Line by line, copy the records below exactly and leave the pictures out.

-- Listed records --
########################################

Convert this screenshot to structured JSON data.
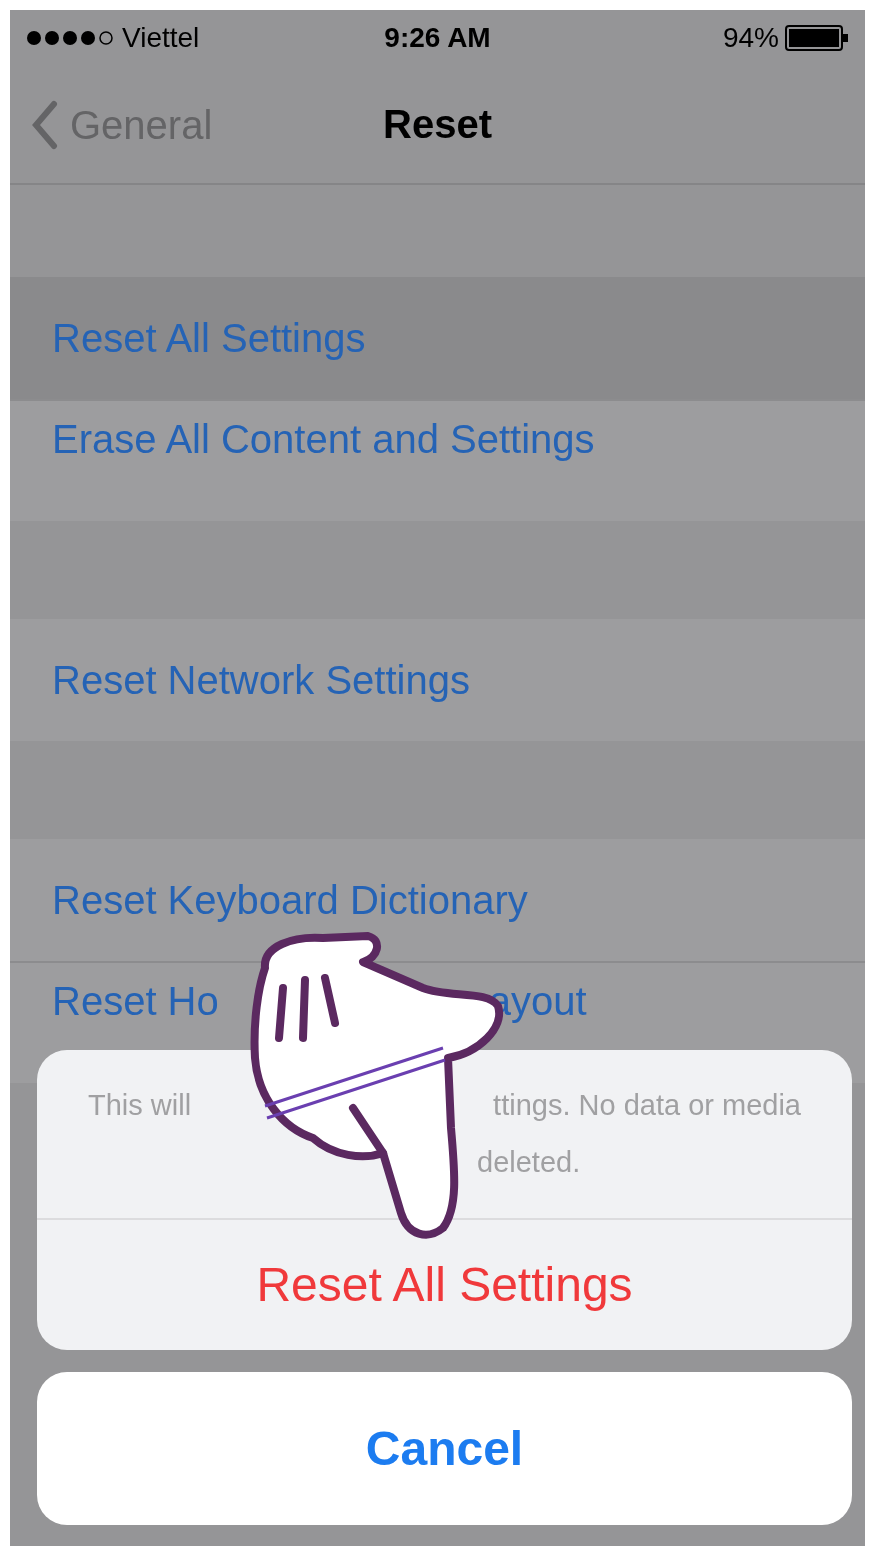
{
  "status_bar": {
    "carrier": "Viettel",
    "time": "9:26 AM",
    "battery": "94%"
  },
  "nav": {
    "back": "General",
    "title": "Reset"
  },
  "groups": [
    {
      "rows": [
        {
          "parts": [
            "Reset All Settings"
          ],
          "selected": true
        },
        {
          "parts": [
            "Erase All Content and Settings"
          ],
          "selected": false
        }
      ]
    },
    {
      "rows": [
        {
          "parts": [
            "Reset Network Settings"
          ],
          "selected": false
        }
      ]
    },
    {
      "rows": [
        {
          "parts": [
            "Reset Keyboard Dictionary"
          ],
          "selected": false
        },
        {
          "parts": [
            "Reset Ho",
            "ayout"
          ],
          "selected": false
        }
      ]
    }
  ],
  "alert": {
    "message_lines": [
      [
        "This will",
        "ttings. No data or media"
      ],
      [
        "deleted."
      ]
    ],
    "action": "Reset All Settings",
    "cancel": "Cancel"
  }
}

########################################

-- Written solution --
Convert this screenshot to structured JSON data.
{
  "status_bar": {
    "carrier": "Viettel",
    "time": "9:26 AM",
    "battery": "94%"
  },
  "nav": {
    "back": "General",
    "title": "Reset"
  },
  "groups": [
    {
      "rows": [
        {
          "parts": [
            "Reset All Settings"
          ],
          "selected": true
        },
        {
          "parts": [
            "Erase All Content and Settings"
          ],
          "selected": false
        }
      ]
    },
    {
      "rows": [
        {
          "parts": [
            "Reset Network Settings"
          ],
          "selected": false
        }
      ]
    },
    {
      "rows": [
        {
          "parts": [
            "Reset Keyboard Dictionary"
          ],
          "selected": false
        },
        {
          "parts": [
            "Reset Ho",
            "ayout"
          ],
          "selected": false
        }
      ]
    }
  ],
  "alert": {
    "message_lines": [
      [
        "This will",
        "ttings. No data or media"
      ],
      [
        "deleted."
      ]
    ],
    "action": "Reset All Settings",
    "cancel": "Cancel"
  }
}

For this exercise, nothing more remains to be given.